- [PROBLEM TO WORK ON] Output the entries verbatim, including every line.

..........

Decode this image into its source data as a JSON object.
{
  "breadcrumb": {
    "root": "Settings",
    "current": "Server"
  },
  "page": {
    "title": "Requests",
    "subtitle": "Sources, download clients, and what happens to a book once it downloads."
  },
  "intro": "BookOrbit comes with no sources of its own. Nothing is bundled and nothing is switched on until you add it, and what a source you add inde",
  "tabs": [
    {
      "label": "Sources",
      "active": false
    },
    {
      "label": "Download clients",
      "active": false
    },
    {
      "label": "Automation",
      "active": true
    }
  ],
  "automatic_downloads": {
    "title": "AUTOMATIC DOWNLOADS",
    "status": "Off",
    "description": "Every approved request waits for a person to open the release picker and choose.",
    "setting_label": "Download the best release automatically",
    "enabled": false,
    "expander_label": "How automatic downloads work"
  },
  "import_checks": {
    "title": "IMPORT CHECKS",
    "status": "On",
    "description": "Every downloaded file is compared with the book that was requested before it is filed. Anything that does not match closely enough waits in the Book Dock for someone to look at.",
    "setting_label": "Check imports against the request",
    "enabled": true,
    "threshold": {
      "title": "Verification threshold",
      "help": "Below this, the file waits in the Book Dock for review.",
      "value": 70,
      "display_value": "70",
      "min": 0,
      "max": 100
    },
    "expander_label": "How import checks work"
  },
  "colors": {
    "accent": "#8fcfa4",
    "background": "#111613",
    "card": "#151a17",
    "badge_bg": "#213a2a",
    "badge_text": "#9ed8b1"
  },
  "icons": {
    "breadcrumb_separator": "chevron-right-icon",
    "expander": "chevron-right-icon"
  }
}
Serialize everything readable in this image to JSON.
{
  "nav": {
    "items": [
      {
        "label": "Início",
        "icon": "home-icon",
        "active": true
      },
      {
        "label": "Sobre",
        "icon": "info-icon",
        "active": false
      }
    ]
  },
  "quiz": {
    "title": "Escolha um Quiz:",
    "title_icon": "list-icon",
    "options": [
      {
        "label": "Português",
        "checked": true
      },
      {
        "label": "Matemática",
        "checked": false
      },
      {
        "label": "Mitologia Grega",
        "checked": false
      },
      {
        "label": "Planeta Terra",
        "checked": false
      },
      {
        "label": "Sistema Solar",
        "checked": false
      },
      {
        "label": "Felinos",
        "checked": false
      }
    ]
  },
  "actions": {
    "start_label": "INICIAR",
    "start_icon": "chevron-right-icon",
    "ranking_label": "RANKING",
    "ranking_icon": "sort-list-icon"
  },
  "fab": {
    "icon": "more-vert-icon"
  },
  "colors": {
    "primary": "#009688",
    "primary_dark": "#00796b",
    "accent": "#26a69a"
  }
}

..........

- [RESPONSE TO THE EXERCISE]
Decode this image into its source data as a JSON object.
{
  "breadcrumb": {
    "root": "Settings",
    "current": "Server"
  },
  "page": {
    "title": "Requests",
    "subtitle": "Sources, download clients, and what happens to a book once it downloads."
  },
  "intro": "BookOrbit comes with no sources of its own. Nothing is bundled and nothing is switched on until you add it, and what a source you add inde",
  "tabs": [
    {
      "label": "Sources",
      "active": false
    },
    {
      "label": "Download clients",
      "active": false
    },
    {
      "label": "Automation",
      "active": true
    }
  ],
  "automatic_downloads": {
    "title": "AUTOMATIC DOWNLOADS",
    "status": "Off",
    "description": "Every approved request waits for a person to open the release picker and choose.",
    "setting_label": "Download the best release automatically",
    "enabled": false,
    "expander_label": "How automatic downloads work"
  },
  "import_checks": {
    "title": "IMPORT CHECKS",
    "status": "On",
    "description": "Every downloaded file is compared with the book that was requested before it is filed. Anything that does not match closely enough waits in the Book Dock for someone to look at.",
    "setting_label": "Check imports against the request",
    "enabled": true,
    "threshold": {
      "title": "Verification threshold",
      "help": "Below this, the file waits in the Book Dock for review.",
      "value": 70,
      "display_value": "70",
      "min": 0,
      "max": 100
    },
    "expander_label": "How import checks work"
  },
  "colors": {
    "accent": "#8fcfa4",
    "background": "#111613",
    "card": "#151a17",
    "badge_bg": "#213a2a",
    "badge_text": "#9ed8b1"
  },
  "icons": {
    "breadcrumb_separator": "chevron-right-icon",
    "expander": "chevron-right-icon"
  }
}
Serialize everything readable in this image to JSON.
{
  "nav": {
    "items": [
      {
        "label": "Início",
        "icon": "home-icon",
        "active": true
      },
      {
        "label": "Sobre",
        "icon": "info-icon",
        "active": false
      }
    ]
  },
  "quiz": {
    "title": "Escolha um Quiz:",
    "title_icon": "list-icon",
    "options": [
      {
        "label": "Português",
        "checked": true
      },
      {
        "label": "Matemática",
        "checked": false
      },
      {
        "label": "Mitologia Grega",
        "checked": false
      },
      {
        "label": "Planeta Terra",
        "checked": false
      },
      {
        "label": "Sistema Solar",
        "checked": false
      },
      {
        "label": "Felinos",
        "checked": false
      }
    ]
  },
  "actions": {
    "start_label": "INICIAR",
    "start_icon": "chevron-right-icon",
    "ranking_label": "RANKING",
    "ranking_icon": "sort-list-icon"
  },
  "fab": {
    "icon": "more-vert-icon"
  },
  "colors": {
    "primary": "#009688",
    "primary_dark": "#00796b",
    "accent": "#26a69a"
  }
}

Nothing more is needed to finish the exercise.